━━━━━ Given records ━━━━━

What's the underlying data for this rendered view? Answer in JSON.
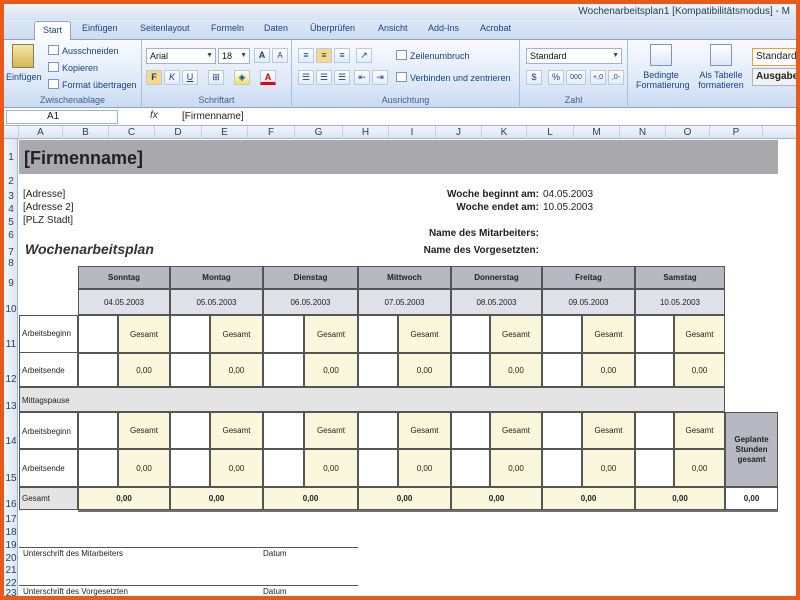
{
  "window": {
    "title": "Wochenarbeitsplan1  [Kompatibilitätsmodus] - M"
  },
  "tabs": [
    "Start",
    "Einfügen",
    "Seitenlayout",
    "Formeln",
    "Daten",
    "Überprüfen",
    "Ansicht",
    "Add-Ins",
    "Acrobat"
  ],
  "ribbon": {
    "clipboard": {
      "label": "Zwischenablage",
      "paste": "Einfügen",
      "cut": "Ausschneiden",
      "copy": "Kopieren",
      "format_painter": "Format übertragen"
    },
    "font": {
      "label": "Schriftart",
      "family": "Arial",
      "size": "18",
      "bold": "F",
      "italic": "K",
      "underline": "U"
    },
    "alignment": {
      "label": "Ausrichtung",
      "wrap": "Zeilenumbruch",
      "merge": "Verbinden und zentrieren"
    },
    "number": {
      "label": "Zahl",
      "format": "Standard",
      "percent": "%",
      "thousands": "000"
    },
    "styles": {
      "conditional": "Bedingte Formatierung",
      "as_table": "Als Tabelle formatieren",
      "style1": "Standard",
      "style2": "Ausgabe"
    }
  },
  "formula_bar": {
    "cell": "A1",
    "fx": "fx",
    "content": "[Firmenname]"
  },
  "columns": [
    "A",
    "B",
    "C",
    "D",
    "E",
    "F",
    "G",
    "H",
    "I",
    "J",
    "K",
    "L",
    "M",
    "N",
    "O",
    "P"
  ],
  "rows": [
    "1",
    "2",
    "3",
    "4",
    "5",
    "6",
    "7",
    "8",
    "9",
    "10",
    "11",
    "12",
    "13",
    "14",
    "15",
    "16",
    "17",
    "18",
    "19",
    "20",
    "21",
    "22",
    "23"
  ],
  "sheet": {
    "company": "[Firmenname]",
    "address": [
      "[Adresse]",
      "[Adresse 2]",
      "[PLZ Stadt]"
    ],
    "week_start_label": "Woche beginnt am:",
    "week_start": "04.05.2003",
    "week_end_label": "Woche endet am:",
    "week_end": "10.05.2003",
    "employee_label": "Name des Mitarbeiters:",
    "supervisor_label": "Name des Vorgesetzten:",
    "plan_title": "Wochenarbeitsplan",
    "days": [
      "Sonntag",
      "Montag",
      "Dienstag",
      "Mittwoch",
      "Donnerstag",
      "Freitag",
      "Samstag"
    ],
    "dates": [
      "04.05.2003",
      "05.05.2003",
      "06.05.2003",
      "07.05.2003",
      "08.05.2003",
      "09.05.2003",
      "10.05.2003"
    ],
    "start_label": "Arbeitsbeginn",
    "end_label": "Arbeitsende",
    "total_label": "Gesamt",
    "lunch_label": "Mittagspause",
    "zero": "0,00",
    "planned_hours": "Geplante Stunden gesamt",
    "sum_label": "Gesamt",
    "sig_employee": "Unterschrift des Mitarbeiters",
    "sig_supervisor": "Unterschrift des Vorgesetzten",
    "date_label": "Datum"
  }
}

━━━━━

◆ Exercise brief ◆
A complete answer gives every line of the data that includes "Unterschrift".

◆ Task answer ◆
    "sig_employee": "Unterschrift des Mitarbeiters",
    "sig_supervisor": "Unterschrift des Vorgesetzten",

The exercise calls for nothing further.